Hi all,

I know next to nothing about parallel processing, so apologies if this question is obvious. I start julia with julia -p 2. Here is a broken simplified version of what my code does:

d = read(some_filepath) # d is really big and takes up most of my RAM
some_vector = read(some_other_filepath)
@everywhere n = 1
while n <= N 
    @everywhere current_d_small = some_function_available_everywhere(d, n)
    @everywhere anonymous_function = (x -> another_function_available_everywhere(x, current_d_small)
    y = pmap(anonymous_function, some_vector)
    n += 1

This code obviously doesn’t work, because of the line:

 @everywhere current_d_small = some_function_available_everywhere(d, n)

This line errors because d is not available everywhere. But I can’t make d available everywhere, since a single copy of it takes up most of my RAM.

For the actual work done in pmap I only need current_d_small to be available to all workers, which is much smaller than d. I’ve read the docs, but can’t seem to work out how, on each outer iteration, to get a copy of current_d_small to each of the workers so I can make the pmap call.

Any help would be much appreciated. Also, bear in mind, I know very little about parallel processing, so maybe I should be using something completely different to pmap here.



If all workers are located on the same machine, you might want to consider threading instead of the functionality in Distributed. Threading uses shared memory and is in general more efficient due to less overhead, but also slighly trickier since you must ensure that all operations are thread safe. For example, IO is not currently thread safe. See the @threads macro to parallelize a for-loop. Also see the manual on threading.

Your example code does not make sense since you are not using y anywhere, but using threads might look something like

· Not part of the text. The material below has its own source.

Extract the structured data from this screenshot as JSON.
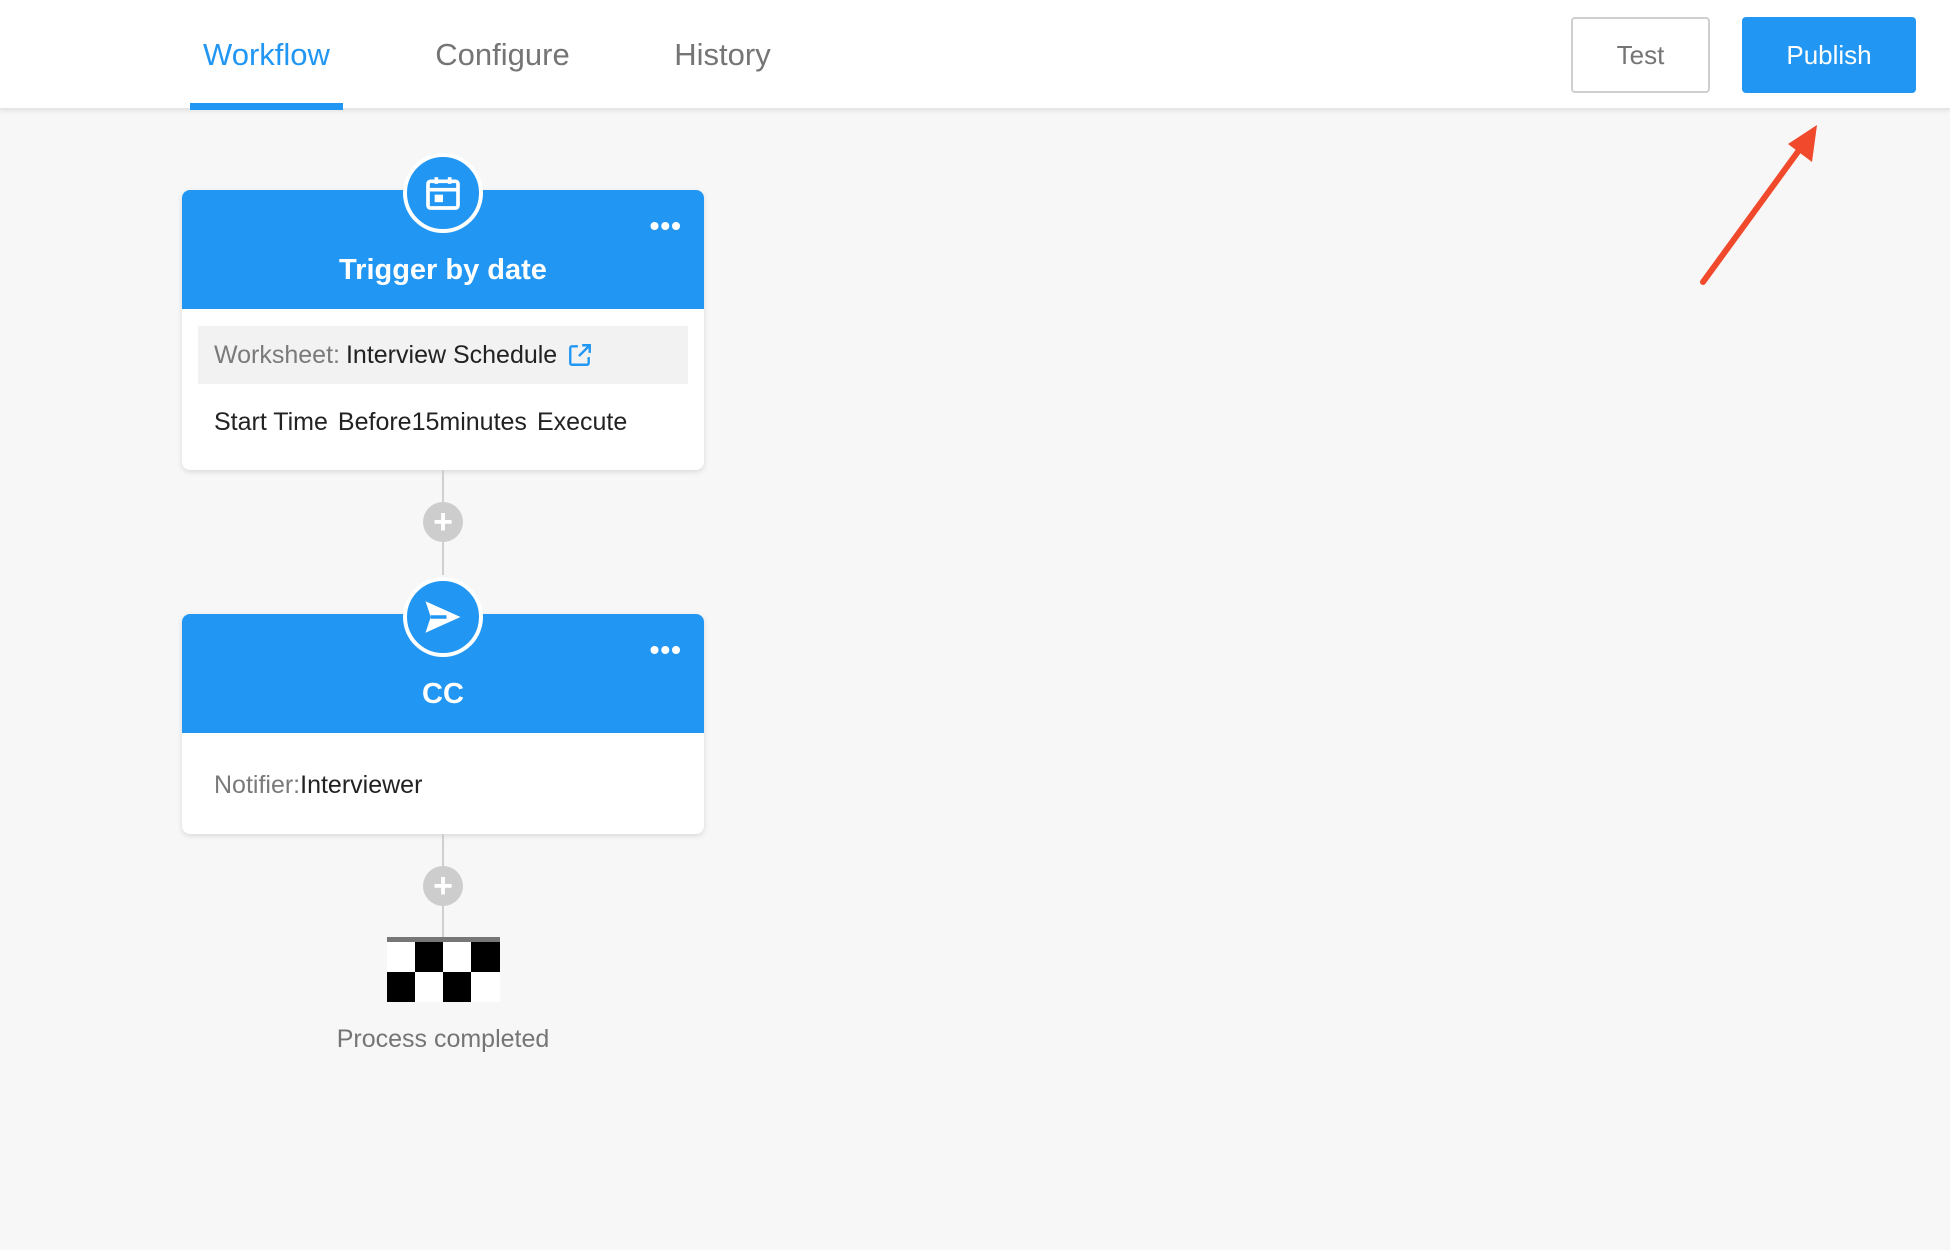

Threads.@threads for n = 1:N
    current_d_small = some_function_available_everywhere(d, n)
    anonymous_function = (x -> another_function_available_everywhere(x, current_d_small)
    y = map(anonymous_function, some_vector) # What to do with y?

You also have a threaded map in ThreadedMap.jl and KissThreading.jl

You could also check SharedArrays. Your function some_function_available_everywhere as sell as another_function should be able to work on chunks of data so there will be manual work involved …

If the above approaches don’t work for you, I’d also recommend checking out ParallelDataTransfer.jl.

Try @everywhere current_d_small = some_function_available_everywhere($d, n)

Thanks for responding. I’ll look into threading. I’d deliberately avoided it up to this point because it was still considered experimental. It sounds like this is only the case for IO now, which doesn’t apply to my current situation.

Regarding y, I store it in a pre-allocated array defined outside the outer loop. I omitted that part for simplicity, but perhaps it affects the ability to apply @threads?

Thanks again.

I was already starting to wonder if I should learn about these. Thanks for confirming that I need to :slight_smile:

Oh wow that seems to do exactly what I was asking for! Many thanks. Chris’s contributions pop up everywhere!

Thanks for responding. I’m afraid this doesn’t work since it just results in Julia checking for an interpolation of d on the other workers (and it isn’t there).

Unfortunately the loop I want to do in parallel includes a lot of random number generation at different points. The docs suggest a way around this when using @threads, but it doesn’t look that fun for a newbie to working in parallel. I might try one of the other solutions. Thanks again.

Unless you access the same part of the array simultaneously from different threads, there should be no problems with this pattern.

ParallelDataTransfer.jl is great, but beware that it does copy the sent variable to the memory of each worker, which could be a problem if I understand OP.

No, I think this will work fine, as long as I can send current_d_small without having to also send d. I only need current_d_small for the parallel routine and it is much smaller than d. Am looking into all the various options now :slight_smile: